__EXERCISE BRIEF__. Could you set down every entry exactly as it appears?

=== Section Start ===

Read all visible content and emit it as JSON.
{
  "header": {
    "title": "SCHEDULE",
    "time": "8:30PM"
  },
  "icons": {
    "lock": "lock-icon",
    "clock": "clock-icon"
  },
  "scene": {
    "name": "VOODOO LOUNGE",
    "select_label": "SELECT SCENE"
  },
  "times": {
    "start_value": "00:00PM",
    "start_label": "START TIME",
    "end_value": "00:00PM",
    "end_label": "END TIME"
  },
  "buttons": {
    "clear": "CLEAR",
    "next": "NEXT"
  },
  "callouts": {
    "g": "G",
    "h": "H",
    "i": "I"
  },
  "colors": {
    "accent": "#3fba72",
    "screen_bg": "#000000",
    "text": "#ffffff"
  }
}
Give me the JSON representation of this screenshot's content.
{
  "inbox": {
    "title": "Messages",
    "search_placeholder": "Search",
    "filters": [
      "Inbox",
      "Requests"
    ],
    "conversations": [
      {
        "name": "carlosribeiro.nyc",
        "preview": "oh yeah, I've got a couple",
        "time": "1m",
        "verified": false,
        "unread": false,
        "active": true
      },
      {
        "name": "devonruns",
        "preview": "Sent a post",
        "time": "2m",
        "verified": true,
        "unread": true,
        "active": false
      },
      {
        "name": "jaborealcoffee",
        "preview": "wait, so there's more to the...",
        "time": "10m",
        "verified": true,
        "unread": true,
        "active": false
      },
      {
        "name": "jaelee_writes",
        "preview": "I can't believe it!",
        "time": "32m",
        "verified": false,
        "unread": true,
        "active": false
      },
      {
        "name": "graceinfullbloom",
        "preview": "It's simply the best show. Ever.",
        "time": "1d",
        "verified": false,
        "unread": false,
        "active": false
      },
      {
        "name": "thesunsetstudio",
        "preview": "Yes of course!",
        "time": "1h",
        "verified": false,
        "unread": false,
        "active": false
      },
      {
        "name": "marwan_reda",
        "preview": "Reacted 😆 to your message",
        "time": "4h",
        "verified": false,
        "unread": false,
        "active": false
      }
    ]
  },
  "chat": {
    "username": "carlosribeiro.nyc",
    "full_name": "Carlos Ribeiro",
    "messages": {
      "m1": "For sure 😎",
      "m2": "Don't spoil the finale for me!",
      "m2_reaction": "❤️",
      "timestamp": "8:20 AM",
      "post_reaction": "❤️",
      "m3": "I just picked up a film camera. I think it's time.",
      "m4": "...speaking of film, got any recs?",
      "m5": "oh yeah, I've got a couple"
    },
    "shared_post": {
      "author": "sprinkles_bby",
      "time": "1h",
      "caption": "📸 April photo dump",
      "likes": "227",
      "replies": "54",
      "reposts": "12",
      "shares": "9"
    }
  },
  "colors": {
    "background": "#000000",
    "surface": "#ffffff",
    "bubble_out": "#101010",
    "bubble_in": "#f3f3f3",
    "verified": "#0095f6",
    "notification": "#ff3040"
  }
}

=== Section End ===

__PROBLEM SOLUTION__.
Read all visible content and emit it as JSON.
{
  "header": {
    "title": "SCHEDULE",
    "time": "8:30PM"
  },
  "icons": {
    "lock": "lock-icon",
    "clock": "clock-icon"
  },
  "scene": {
    "name": "VOODOO LOUNGE",
    "select_label": "SELECT SCENE"
  },
  "times": {
    "start_value": "00:00PM",
    "start_label": "START TIME",
    "end_value": "00:00PM",
    "end_label": "END TIME"
  },
  "buttons": {
    "clear": "CLEAR",
    "next": "NEXT"
  },
  "callouts": {
    "g": "G",
    "h": "H",
    "i": "I"
  },
  "colors": {
    "accent": "#3fba72",
    "screen_bg": "#000000",
    "text": "#ffffff"
  }
}
Give me the JSON representation of this screenshot's content.
{
  "inbox": {
    "title": "Messages",
    "search_placeholder": "Search",
    "filters": [
      "Inbox",
      "Requests"
    ],
    "conversations": [
      {
        "name": "carlosribeiro.nyc",
        "preview": "oh yeah, I've got a couple",
        "time": "1m",
        "verified": false,
        "unread": false,
        "active": true
      },
      {
        "name": "devonruns",
        "preview": "Sent a post",
        "time": "2m",
        "verified": true,
        "unread": true,
        "active": false
      },
      {
        "name": "jaborealcoffee",
        "preview": "wait, so there's more to the...",
        "time": "10m",
        "verified": true,
        "unread": true,
        "active": false
      },
      {
        "name": "jaelee_writes",
        "preview": "I can't believe it!",
        "time": "32m",
        "verified": false,
        "unread": true,
        "active": false
      },
      {
        "name": "graceinfullbloom",
        "preview": "It's simply the best show. Ever.",
        "time": "1d",
        "verified": false,
        "unread": false,
        "active": false
      },
      {
        "name": "thesunsetstudio",
        "preview": "Yes of course!",
        "time": "1h",
        "verified": false,
        "unread": false,
        "active": false
      },
      {
        "name": "marwan_reda",
        "preview": "Reacted 😆 to your message",
        "time": "4h",
        "verified": false,
        "unread": false,
        "active": false
      }
    ]
  },
  "chat": {
    "username": "carlosribeiro.nyc",
    "full_name": "Carlos Ribeiro",
    "messages": {
      "m1": "For sure 😎",
      "m2": "Don't spoil the finale for me!",
      "m2_reaction": "❤️",
      "timestamp": "8:20 AM",
      "post_reaction": "❤️",
      "m3": "I just picked up a film camera. I think it's time.",
      "m4": "...speaking of film, got any recs?",
      "m5": "oh yeah, I've got a couple"
    },
    "shared_post": {
      "author": "sprinkles_bby",
      "time": "1h",
      "caption": "📸 April photo dump",
      "likes": "227",
      "replies": "54",
      "reposts": "12",
      "shares": "9"
    }
  },
  "colors": {
    "background": "#000000",
    "surface": "#ffffff",
    "bubble_out": "#101010",
    "bubble_in": "#f3f3f3",
    "verified": "#0095f6",
    "notification": "#ff3040"
  }
}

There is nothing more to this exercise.